At first Mel had perfected Don Messer’s style from listening to his CD’s, but when he met his good friend and mentor, Andy de Jarlis he became a master of the Red River Jig Style. Mel was lucky enough to become friends with both his fiddler inspirations, Andy de Jarlis and Don Messer. Don Messer would come to Mel’s house on occasion to fiddle with Mel.

By the 1980s he had recorded two albums, the first of which came out in 1984. 2000 copies sold in the next five years. Mel was the first Métis man to use the term ‘Métis’ on a record sleeve.

Record of Mel Bedard's Sunshine records album
Métis Fiddler, Mel Bedard, LP Album, Date Unknown, Sunshine Records

Mel attended fiddling competitions all through the 1970s and 1980s. Competitions often took place in small communities and would last the entire weekend. When the competition portion was over, the jamming would begin. Jams would carry on until dawn and Mel was often the last one standing. Mel won over 80 awards from different competitions, one of which was the Andy de Jarlis Trophy at the Festival du Voyageur in Winnipeg. The trophy can be seen on another album cover. Despite competition prize money being quite profitable, anywhere from $500-$1300, Mel said, “it’s the fellowship that’s most satisfying.”

Coloured portrait of Mel Bedard and his awards
L'auberge Du Violon (Fiddle Inn), Mel Bedard, Cassette Album, Date Unknown, Sunshine Records

Fiddling Through Retirement

After his retirement in 1988, fiddling really took off. In 1989, Mel was invited to the Dakota Centennial Folklife Festival in North Dakota. At the time he was the only Canadian to cross the border for the festival in Bismark. Mel continued to fiddle across Canada and the United States, enjoying every place he went.

In 2001, he went on tour in Ireland with the Gabriel Dumont Institute, and a year later he brought home the first-place prize in the Over 71 category at the 21st Annual Minnesota State Old Time Fiddle Championship. Mel performed at a Canada Day celebration in Ottawa and on air in Belcourt, North Dakota, and on CBC Radio. While working with CBC he met some well-known people such as Sierra Noble, and Patty Kusturok. Mel became an adjudicator as well as a mentor to up-and-coming performers, such as Patti Lamoureux who he would often coach and teach her tunes over the phone.

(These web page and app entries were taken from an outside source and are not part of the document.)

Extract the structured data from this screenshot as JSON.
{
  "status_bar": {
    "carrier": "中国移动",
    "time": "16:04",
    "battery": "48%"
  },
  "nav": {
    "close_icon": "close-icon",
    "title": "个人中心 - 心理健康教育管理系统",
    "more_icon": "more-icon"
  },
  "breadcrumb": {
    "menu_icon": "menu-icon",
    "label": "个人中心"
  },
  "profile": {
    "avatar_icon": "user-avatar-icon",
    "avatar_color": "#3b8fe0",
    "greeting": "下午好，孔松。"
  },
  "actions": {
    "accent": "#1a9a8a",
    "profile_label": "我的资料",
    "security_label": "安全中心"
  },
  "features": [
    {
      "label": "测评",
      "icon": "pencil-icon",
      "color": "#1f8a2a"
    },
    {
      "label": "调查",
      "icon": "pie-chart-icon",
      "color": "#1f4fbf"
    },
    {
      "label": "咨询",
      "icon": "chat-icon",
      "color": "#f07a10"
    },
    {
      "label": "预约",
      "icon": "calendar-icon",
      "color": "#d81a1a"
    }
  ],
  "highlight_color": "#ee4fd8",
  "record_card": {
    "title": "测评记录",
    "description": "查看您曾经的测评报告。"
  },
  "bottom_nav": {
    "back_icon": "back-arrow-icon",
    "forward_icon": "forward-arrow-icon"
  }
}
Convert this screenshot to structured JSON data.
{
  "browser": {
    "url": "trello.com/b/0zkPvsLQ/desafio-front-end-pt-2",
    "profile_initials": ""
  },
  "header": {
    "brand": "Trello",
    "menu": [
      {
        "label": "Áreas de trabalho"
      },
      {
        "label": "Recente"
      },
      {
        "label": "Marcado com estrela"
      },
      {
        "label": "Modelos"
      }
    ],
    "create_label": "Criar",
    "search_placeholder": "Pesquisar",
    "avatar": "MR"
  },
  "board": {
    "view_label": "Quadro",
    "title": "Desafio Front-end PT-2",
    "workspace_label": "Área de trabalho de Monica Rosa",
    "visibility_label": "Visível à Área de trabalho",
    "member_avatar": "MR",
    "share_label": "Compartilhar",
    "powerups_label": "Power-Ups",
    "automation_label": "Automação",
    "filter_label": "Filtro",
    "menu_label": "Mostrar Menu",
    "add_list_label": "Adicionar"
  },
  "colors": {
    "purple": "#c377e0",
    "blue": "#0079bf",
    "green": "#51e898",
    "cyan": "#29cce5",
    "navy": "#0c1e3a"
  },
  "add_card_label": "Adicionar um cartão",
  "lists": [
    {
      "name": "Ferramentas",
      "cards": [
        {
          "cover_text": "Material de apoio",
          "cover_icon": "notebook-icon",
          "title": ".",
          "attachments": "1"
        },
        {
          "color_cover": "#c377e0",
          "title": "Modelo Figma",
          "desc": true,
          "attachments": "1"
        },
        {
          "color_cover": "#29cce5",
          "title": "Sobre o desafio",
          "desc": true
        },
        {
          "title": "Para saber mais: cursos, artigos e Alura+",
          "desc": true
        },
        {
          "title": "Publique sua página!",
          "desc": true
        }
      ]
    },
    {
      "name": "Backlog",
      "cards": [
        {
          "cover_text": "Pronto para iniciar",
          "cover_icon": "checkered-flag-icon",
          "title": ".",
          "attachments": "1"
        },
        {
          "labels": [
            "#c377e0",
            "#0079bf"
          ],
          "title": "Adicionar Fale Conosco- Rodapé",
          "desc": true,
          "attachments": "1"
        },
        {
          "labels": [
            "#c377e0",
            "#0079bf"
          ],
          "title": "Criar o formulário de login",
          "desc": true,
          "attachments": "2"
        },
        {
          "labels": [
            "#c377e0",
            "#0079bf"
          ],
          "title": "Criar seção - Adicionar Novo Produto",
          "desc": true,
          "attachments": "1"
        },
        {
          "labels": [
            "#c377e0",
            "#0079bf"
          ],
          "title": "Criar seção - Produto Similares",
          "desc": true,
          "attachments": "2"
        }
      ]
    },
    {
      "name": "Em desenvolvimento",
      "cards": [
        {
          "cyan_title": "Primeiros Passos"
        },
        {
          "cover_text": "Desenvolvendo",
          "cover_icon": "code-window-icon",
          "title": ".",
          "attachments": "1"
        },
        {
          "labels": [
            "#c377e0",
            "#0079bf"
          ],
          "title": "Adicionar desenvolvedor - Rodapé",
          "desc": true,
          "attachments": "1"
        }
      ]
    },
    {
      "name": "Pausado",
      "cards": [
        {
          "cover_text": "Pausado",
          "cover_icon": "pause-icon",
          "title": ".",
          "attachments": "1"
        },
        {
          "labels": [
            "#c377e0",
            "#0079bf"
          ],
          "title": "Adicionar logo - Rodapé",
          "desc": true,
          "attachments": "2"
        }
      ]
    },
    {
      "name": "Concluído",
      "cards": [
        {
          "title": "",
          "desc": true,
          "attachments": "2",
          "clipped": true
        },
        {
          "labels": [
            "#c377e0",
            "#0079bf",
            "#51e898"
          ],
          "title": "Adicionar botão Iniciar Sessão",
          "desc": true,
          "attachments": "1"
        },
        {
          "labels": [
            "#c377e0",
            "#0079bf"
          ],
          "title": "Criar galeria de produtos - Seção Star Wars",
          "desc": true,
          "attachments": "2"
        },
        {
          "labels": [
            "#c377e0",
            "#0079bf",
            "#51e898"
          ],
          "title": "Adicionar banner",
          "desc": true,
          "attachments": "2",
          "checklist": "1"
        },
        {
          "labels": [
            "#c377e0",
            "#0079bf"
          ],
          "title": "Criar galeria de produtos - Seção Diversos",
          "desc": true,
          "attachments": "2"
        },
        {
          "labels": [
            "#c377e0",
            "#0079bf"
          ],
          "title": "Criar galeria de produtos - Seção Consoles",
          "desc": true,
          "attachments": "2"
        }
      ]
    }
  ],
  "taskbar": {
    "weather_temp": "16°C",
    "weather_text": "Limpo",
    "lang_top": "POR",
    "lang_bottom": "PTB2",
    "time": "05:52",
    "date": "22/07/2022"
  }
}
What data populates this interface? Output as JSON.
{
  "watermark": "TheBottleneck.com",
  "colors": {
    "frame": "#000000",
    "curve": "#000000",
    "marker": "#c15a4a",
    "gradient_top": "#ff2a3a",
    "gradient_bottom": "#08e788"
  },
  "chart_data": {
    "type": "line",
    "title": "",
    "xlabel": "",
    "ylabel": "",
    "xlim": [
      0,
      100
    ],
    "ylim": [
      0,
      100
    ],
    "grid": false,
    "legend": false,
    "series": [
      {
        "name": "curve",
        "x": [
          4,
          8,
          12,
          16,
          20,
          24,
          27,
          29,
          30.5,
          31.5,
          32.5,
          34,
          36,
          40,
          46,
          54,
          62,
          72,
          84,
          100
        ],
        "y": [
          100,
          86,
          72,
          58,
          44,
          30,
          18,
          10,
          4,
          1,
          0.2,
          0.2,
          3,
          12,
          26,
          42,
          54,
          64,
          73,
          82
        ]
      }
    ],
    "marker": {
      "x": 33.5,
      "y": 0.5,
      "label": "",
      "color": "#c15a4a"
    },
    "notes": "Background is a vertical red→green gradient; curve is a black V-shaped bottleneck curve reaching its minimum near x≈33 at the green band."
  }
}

He was inducted into the International Music Camp’s Fiddlers Hall of Fame in June of 2013 in the Métis Fiddler category. He passed in 2014 at the age of 85. Mel’s music spread through the communities he travelled to and played for. He restored tunes which had been lost, such as Lower Fort Garry Jig and Lost Child, preserving Métis culture for future generations. His legacy continues to spread through his family as many of his grandchildren and greatgrandchildren are singers and guitar players.

Mel Bedard Collection


Métis Museum – Gabriel Dumont Institute

Selkirk Journal Articles 1989 and 2002

CBC Article

Manitoba Fiddle Association

Oral History Interview with Paul Bedard and Beatrice Bedard